A composer known for ragtime as well as American popular song standards, Charles L. Johnson did not spend as many years in Kansas City as the Missouri River. His presence can be said to have been constant in the same sort of way, however. He was born there, died there, and spent the time in between keeping track of his music circulating throughout the world, often at the hands of brilliant pianists. This aspect of his career continued after his death, with performers such as the popular Max Morath regularly presenting his compositions, such as the sweet and sour "Dill Pickles."
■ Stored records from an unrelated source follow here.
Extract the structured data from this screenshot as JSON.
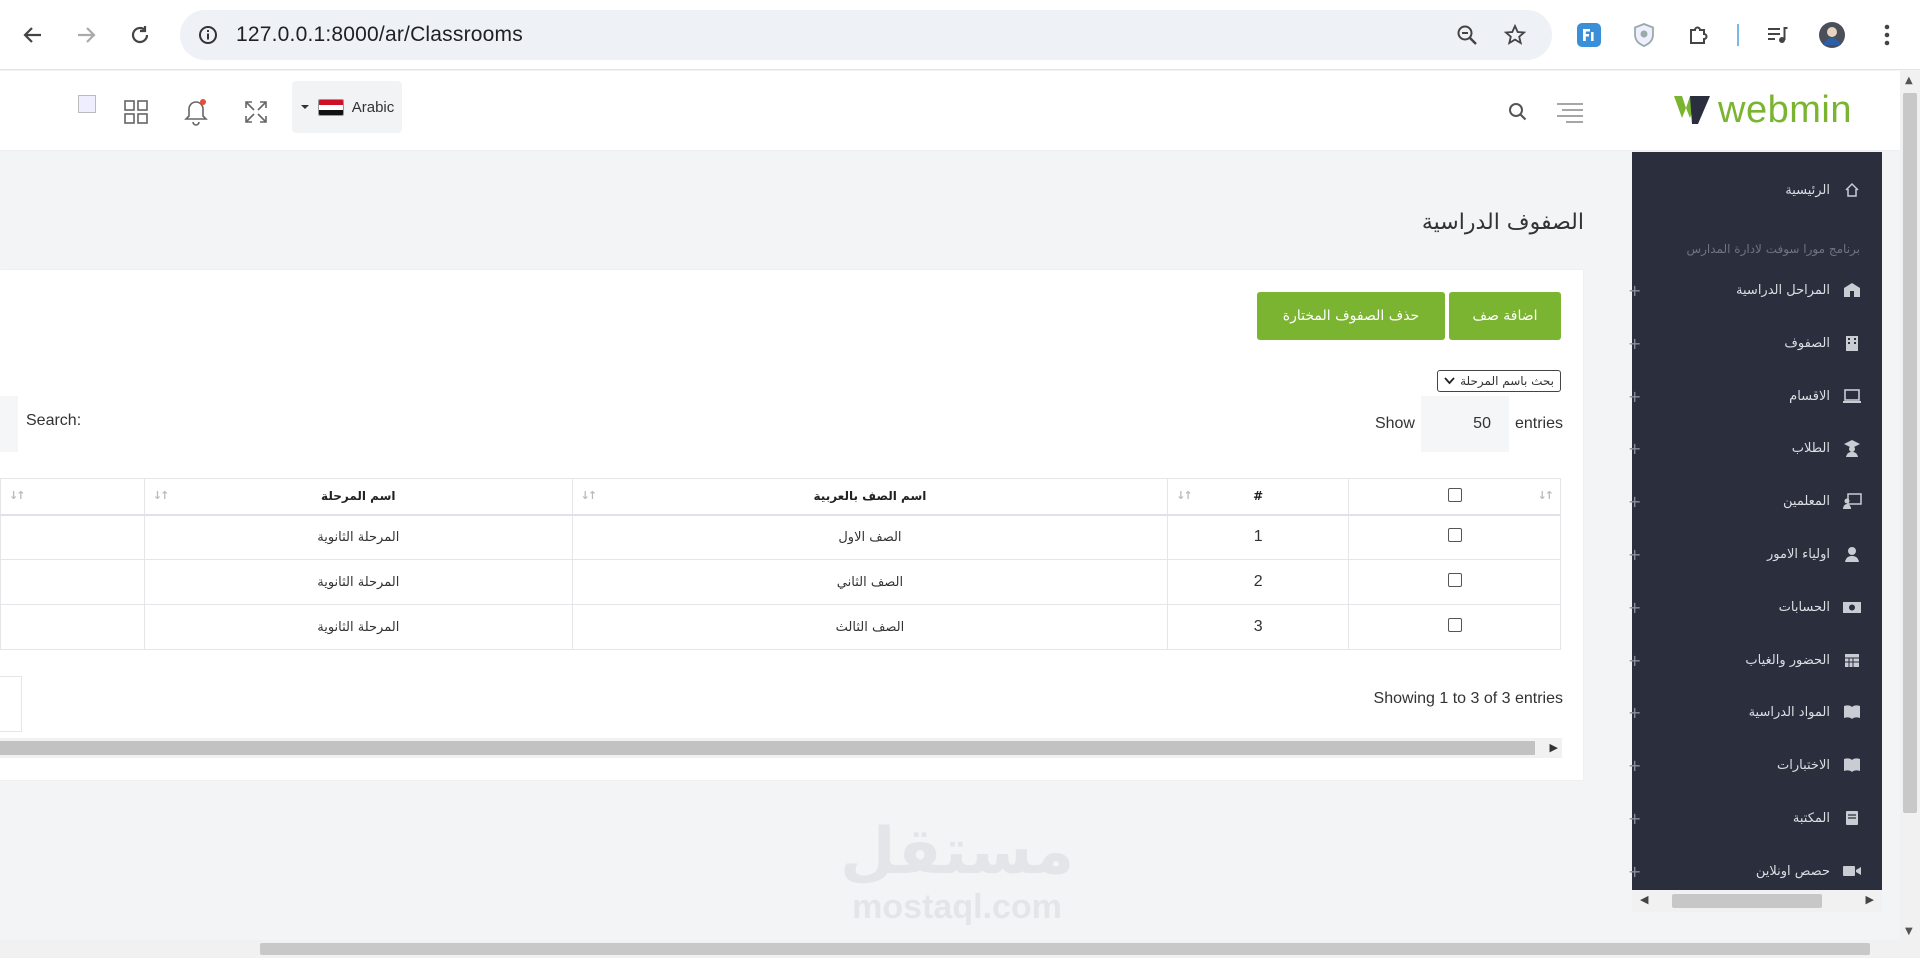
{
  "browser": {
    "url": "127.0.0.1:8000/ar/Classrooms"
  },
  "header": {
    "brand": "webmin",
    "language": "Arabic"
  },
  "sidebar": {
    "caption": "برنامج مورا سوفت لادارة المدارس",
    "items": [
      {
        "label": "الرئيسية",
        "icon": "home-icon",
        "expandable": false
      },
      {
        "label": "المراحل الدراسية",
        "icon": "school-icon",
        "expandable": true
      },
      {
        "label": "الصفوف",
        "icon": "building-icon",
        "expandable": true
      },
      {
        "label": "الاقسام",
        "icon": "laptop-icon",
        "expandable": true
      },
      {
        "label": "الطلاب",
        "icon": "graduate-icon",
        "expandable": true
      },
      {
        "label": "المعلمين",
        "icon": "teacher-icon",
        "expandable": true
      },
      {
        "label": "اولياء الامور",
        "icon": "user-icon",
        "expandable": true
      },
      {
        "label": "الحسابات",
        "icon": "money-icon",
        "expandable": true
      },
      {
        "label": "الحضور والغياب",
        "icon": "calendar-icon",
        "expandable": true
      },
      {
        "label": "المواد الدراسية",
        "icon": "book-icon",
        "expandable": true
      },
      {
        "label": "الاختبارات",
        "icon": "book-open-icon",
        "expandable": true
      },
      {
        "label": "المكتبة",
        "icon": "library-icon",
        "expandable": true
      },
      {
        "label": "حصص اونلاين",
        "icon": "video-icon",
        "expandable": true
      }
    ]
  },
  "page": {
    "title": "الصفوف الدراسية",
    "add_button": "اضافة صف",
    "delete_button": "حذف الصفوف المختارة",
    "stage_filter": "بحث باسم المرحلة",
    "show_label": "Show",
    "entries_value": "50",
    "entries_label": "entries",
    "search_label": "Search:",
    "info": "Showing 1 to 3 of 3 entries"
  },
  "table": {
    "columns": [
      "#",
      "اسم الصف بالعربية",
      "اسم المرحلة"
    ],
    "rows": [
      {
        "num": "1",
        "name": "الصف الاول",
        "stage": "المرحلة الثانوية"
      },
      {
        "num": "2",
        "name": "الصف الثاني",
        "stage": "المرحلة الثانوية"
      },
      {
        "num": "3",
        "name": "الصف الثالث",
        "stage": "المرحلة الثانوية"
      }
    ]
  },
  "watermark": {
    "arabic": "مستقل",
    "latin": "mostaql.com"
  },
  "colors": {
    "accent": "#7ab430",
    "sidebar": "#2a2e3d"
  }
}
Johnson began composing as a teenager, his earliest known published work being "Scandalous Thompson," which sounds more exciting but is less well known than "Snowshoe Thompson." He came up with more ragtime numbers than it was considered wise for one man to take credit for, so he came up with pseudonyms such as Raymond Birch, under which additional material was published. He had another motive for doing this (almost blandly typical of the music business of that era): getting around various restrictions that might have been placed on his activities by publishing contracts, in this case with Harold Rossiter. Perhaps the largest collection of his pieces to be found in one place is a recording released by pianist Miguel Pineda Van Gelder.